Posted in consciousness, history, psychology, science

Being There: Putting Brain, Body, and World Together Again

Being There: Putting Brain, Body, and World Together AgainBy Andy Clark (1996)
Brain, body, and world are united in a complex dance of circular causation and extended computational activity. In Being There, Andy Clark weaves these several threads into a pleasing whole and goes on to address foundational questions concerning the new tools and techniques needed to make sense of the emerging sciences of the embodied mind. Clark brings together ideas and techniques from robotics, neuroscience, infant psychology, and artificial intelligence. He addresses a broad range of adaptive behaviors, from cockroach locomotion to the role of linguistic artifacts in higher-level thought.

Posted in consciousness, language, science, technology

Mr. Wilson’s Cabinet Of Wonder: Pronged Ants, Horned Humans, Mice on Toast, and Other Marvels of Jurassic Technology

Mr. Wilson's Cabinet Of Wonder: Pronged Ants, Horned Humans, Mice on Toast, and Other Marvels of Jurassic Technology (Vintage)By Lawrence Weschler (1995)
In the non-Aristotelian, non-Euclidean, non-Newtonian space between the walls of the Museum of Jurassic Technology in Los Angeles exist bats that can fly through lead barriers, spore-ingesting pronged ants, elaborate theories of memory, and a host of other off-kilter scientific oddities that challenge the traditional notions of truth and fiction. Lawrence Weschler’s book, expanded from an article for Harper’s, is, at turns, a tour of the museum, a profile of its founder and curator, David Wilson, and a meditation on the role of imagination and authority in all museums, in science and in life. Mr. Wilson’s Cabinet of Wonder is an exquisite piece of “magic realist nonfiction” that will prove utterly captivating.

Posted in art, biography, consciousness, exhibition, philosophy, science

Martin Heidegger: Basic Writings

Basic Writings: Second Edition, Revised and Expanded (1964)By Martin Heidegger
Heidegger’s most popular collection of essential writings, now revised and expanded — includes the 10 key essays plus the introduction to Being and Time.

Posted in art, consciousness, language, philosophy
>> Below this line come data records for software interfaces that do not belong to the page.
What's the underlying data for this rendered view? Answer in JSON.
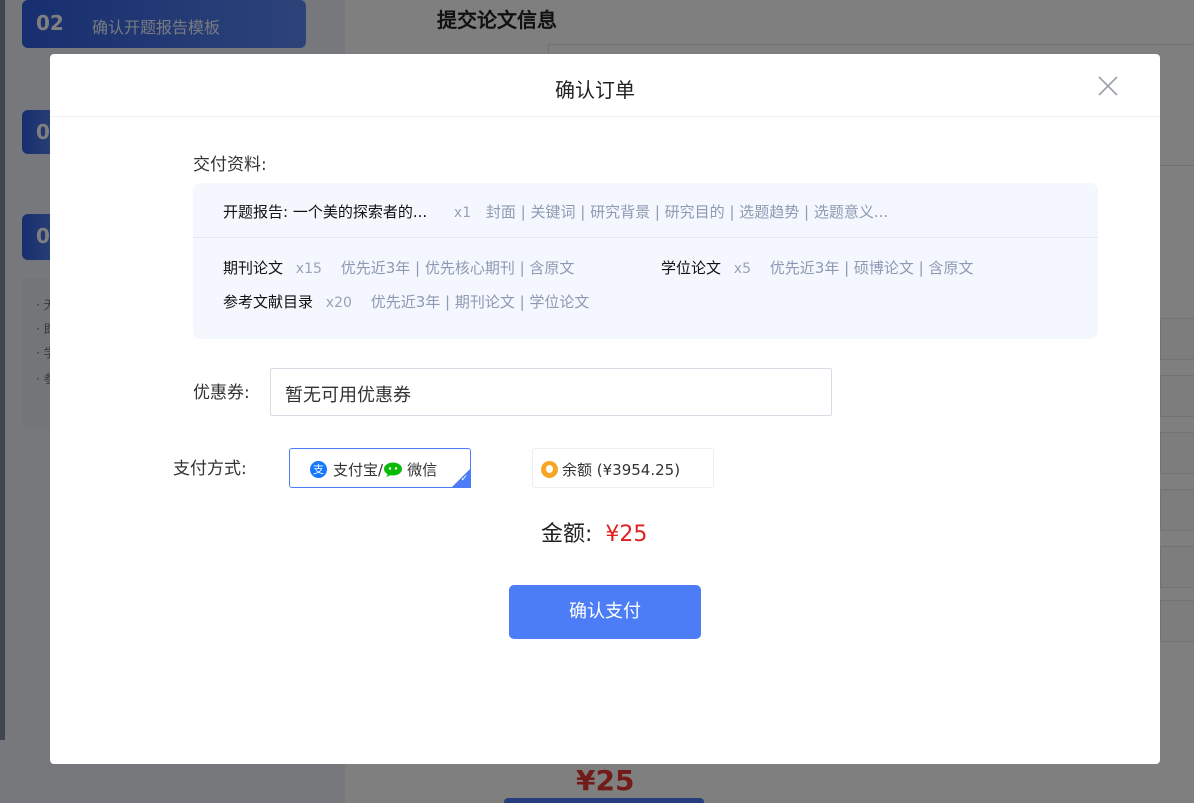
{
  "background": {
    "steps": [
      {
        "num": "02",
        "label": "确认开题报告模板"
      },
      {
        "num": "0"
      },
      {
        "num": "0"
      }
    ],
    "bullets": [
      "· 无",
      "· 即",
      "· 学",
      "· 参"
    ],
    "section_title": "提交论文信息",
    "bottom_price": "¥25"
  },
  "modal": {
    "title": "确认订单",
    "delivery_label": "交付资料:",
    "report": {
      "name": "开题报告: 一个美的探索者的...",
      "count": "x1",
      "tags": "封面 | 关键词 | 研究背景 | 研究目的 | 选题趋势 | 选题意义..."
    },
    "items": [
      {
        "name": "期刊论文",
        "count": "x15",
        "tags": "优先近3年 | 优先核心期刊 | 含原文"
      },
      {
        "name": "学位论文",
        "count": "x5",
        "tags": "优先近3年 | 硕博论文 | 含原文"
      },
      {
        "name": "参考文献目录",
        "count": "x20",
        "tags": "优先近3年 | 期刊论文 | 学位论文"
      }
    ],
    "coupon_label": "优惠券:",
    "coupon_value": "暂无可用优惠券",
    "payment_label": "支付方式:",
    "payment_options": [
      {
        "alipay": "支付宝/",
        "wechat": "微信",
        "selected": true
      },
      {
        "label": "余额 (¥3954.25)",
        "selected": false
      }
    ],
    "amount_label": "金额:",
    "amount_value": "¥25",
    "confirm_label": "确认支付"
  },
  "colors": {
    "primary": "#4c7cf6",
    "price_red": "#e02020",
    "alipay_blue": "#1677ff",
    "wechat_green": "#09bb07",
    "balance_orange": "#f6a623"
  }
}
Telematic Embrace: Visionary Theories of Art, Technology, and Consciousness by Roy Ascott

Telematic Embrace: Visionary Theories of Art, Technology, and Consciousness by Roy AscottEdited by Edward Shanken (2003)
Long before e-mail and the Internet permeated society, Roy Ascott, a pioneering British artist and theorist, coined the term “telematic art” to describe the use of online computer networks as an artistic medium. In Telematic Embrace Edward A. Shanken gathers, for the first time, an impressive compilation of more than three decades of Ascott’s philosophies on aesthetics, interactivity, and the sense of self and community in the telematic world of cyberspace. This book explores Ascott’s ideas on how networked communication has shaped behavior and consciousness within and beyond the realm of what is conventionally defined as art.

Posted in art, consciousness, education, media, science, technology, theory